It was a rollercoaster tournament, but the Michigan hockey team got the result it wanted, leaving Joe Louis Arena as Great Lakes Invitational champions for the second year straight. Through two games, the play was at times pretty, at others gritty and nearly always entertaining.
Wednesday’s 4-2, come-from-behind win over a competitive Michigan Tech (11-7-2) squad included several show-stopping defensive stands, but relatively tame bursts of offense. It was the second game in a row that Michigan recorded less than its average of 4.35 goals per game.
With the 10th-ranked Wolverines still missing their top two defenders — junior Michael Downing was serving the second game of a two-game suspension while sophomore Zach Werenski was in Finland captaining the U.S. team at the IIHF World Junior Championship — it might have been reasonable to expect high-scoring contests.
Instead, the tournament was largely fought in the defensive zone. It took a late empty-netter from sophomore defenseman Sam Piazza to push Michigan (2-1-1 Big Ten, 11-3-3 overall) to tally four goals on the night.
But early on in the final game, everything nearly unraveled for the Wolverines against the Huskies.
Michigan took the ice searching for a sense of urgency — in the first period, it was clear the team didn’t know where to begin looking.
Michigan Tech took the lead, and all the momentum, just three minutes into the game on a goal from Jake Jackson that beat senior goaltender Steve Racine on the short side. It was the first registered shot for the Huskies.
In last year’s tournament, Racine received MVP honors as the Wolverines defeated Michigan State. It was a statement win for Michigan and a turning point in the season.
Wednesday, the senior appeared to be headed in a different direction all together, and quickly.
Michigan Tech’s Mark Auk added another goal to put the Wolverines in a 0-2 hole. The early collapse was reminiscent of other disappointing performances this season and was marked by tentative play in both ends.
In the second period, Michigan finally found the next gear. Bodies flew into the corner and forwards crashed the net with abandon. Standout freshman forward Kyle Connor was one of the only players generating chances in the first, but the entire Michigan offense came alive after the intermission.
Michigan netted two goals in first seven minutes of the period, evening the score on tallies from sophomore Tony Calderone and junior Tyler Motte. Connor continued his impressive weekend, bringing his total to three points in the tournament and earning MVP honors.
Despite a tightly contested finish to the period, the Wolverines broke through and netted the game-winning goal with less than a minute to play. The rush started out of the defensive end as Piazza advanced the puck to senior forward Boo Nieves in the neutral zone. The dynamic attack and fluid passing was a perfect example of Michigan’s offense in top form.
Junior forward Alex Kile found the rebound in front and blew it past the Huskies’ goaltender.
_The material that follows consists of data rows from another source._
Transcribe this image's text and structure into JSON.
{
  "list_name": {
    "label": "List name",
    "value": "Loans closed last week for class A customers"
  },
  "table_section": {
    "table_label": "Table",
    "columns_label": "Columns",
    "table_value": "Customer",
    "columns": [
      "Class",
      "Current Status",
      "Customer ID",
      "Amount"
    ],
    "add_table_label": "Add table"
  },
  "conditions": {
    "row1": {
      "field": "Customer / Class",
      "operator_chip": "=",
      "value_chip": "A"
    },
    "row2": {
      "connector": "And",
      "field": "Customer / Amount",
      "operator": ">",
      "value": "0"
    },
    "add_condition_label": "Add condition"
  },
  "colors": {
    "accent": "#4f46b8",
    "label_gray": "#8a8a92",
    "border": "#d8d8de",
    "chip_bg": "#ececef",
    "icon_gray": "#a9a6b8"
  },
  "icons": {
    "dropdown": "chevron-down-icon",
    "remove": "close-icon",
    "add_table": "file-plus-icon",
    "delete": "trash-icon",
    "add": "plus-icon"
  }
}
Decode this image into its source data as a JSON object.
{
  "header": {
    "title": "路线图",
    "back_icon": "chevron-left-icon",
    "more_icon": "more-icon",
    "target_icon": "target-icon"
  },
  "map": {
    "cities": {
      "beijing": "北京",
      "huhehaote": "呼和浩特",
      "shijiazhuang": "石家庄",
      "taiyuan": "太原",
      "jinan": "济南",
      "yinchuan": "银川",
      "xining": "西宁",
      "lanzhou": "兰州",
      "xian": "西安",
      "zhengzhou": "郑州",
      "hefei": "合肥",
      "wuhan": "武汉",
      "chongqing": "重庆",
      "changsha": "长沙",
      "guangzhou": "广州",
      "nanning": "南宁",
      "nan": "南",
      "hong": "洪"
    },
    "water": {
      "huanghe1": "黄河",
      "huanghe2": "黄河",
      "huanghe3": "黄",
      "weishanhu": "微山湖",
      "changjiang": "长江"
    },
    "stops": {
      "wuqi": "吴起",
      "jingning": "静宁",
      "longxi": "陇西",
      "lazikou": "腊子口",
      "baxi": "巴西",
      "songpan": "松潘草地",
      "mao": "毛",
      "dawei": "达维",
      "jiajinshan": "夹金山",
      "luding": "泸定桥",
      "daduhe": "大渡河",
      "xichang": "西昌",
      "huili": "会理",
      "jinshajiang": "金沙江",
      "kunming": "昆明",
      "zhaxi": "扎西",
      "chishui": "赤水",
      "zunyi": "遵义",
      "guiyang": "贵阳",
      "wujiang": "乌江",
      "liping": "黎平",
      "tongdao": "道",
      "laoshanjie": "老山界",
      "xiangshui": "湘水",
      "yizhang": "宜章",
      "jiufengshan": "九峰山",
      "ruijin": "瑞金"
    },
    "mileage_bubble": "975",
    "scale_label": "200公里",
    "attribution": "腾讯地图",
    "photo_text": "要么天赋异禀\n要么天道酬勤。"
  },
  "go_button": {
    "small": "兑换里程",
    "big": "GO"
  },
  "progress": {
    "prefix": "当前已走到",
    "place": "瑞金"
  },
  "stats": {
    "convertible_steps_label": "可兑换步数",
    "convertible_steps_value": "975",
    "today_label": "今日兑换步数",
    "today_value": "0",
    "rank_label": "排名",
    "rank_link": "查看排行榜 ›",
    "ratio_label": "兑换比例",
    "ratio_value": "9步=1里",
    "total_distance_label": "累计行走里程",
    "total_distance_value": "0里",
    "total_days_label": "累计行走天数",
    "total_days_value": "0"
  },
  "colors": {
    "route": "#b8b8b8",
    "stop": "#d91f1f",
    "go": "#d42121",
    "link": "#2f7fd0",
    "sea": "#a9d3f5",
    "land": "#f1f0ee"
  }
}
The one-goal lead held through a defensive third period.
Racine turned his game around in the third, stopping 27 shots in total and later being named to the all-tournament team. To be sure, there were avoidable mishaps here and there, but the senior stepped out to challenge pucks and aggressively protect his crease.
After the empty-net goal sealed Michigan’s 17th tournament championship, the team poured onto the ice with all smiles. The win didn’t come easily, but it was a gutsy performance that the Wolverines will gladly let ring in the new year.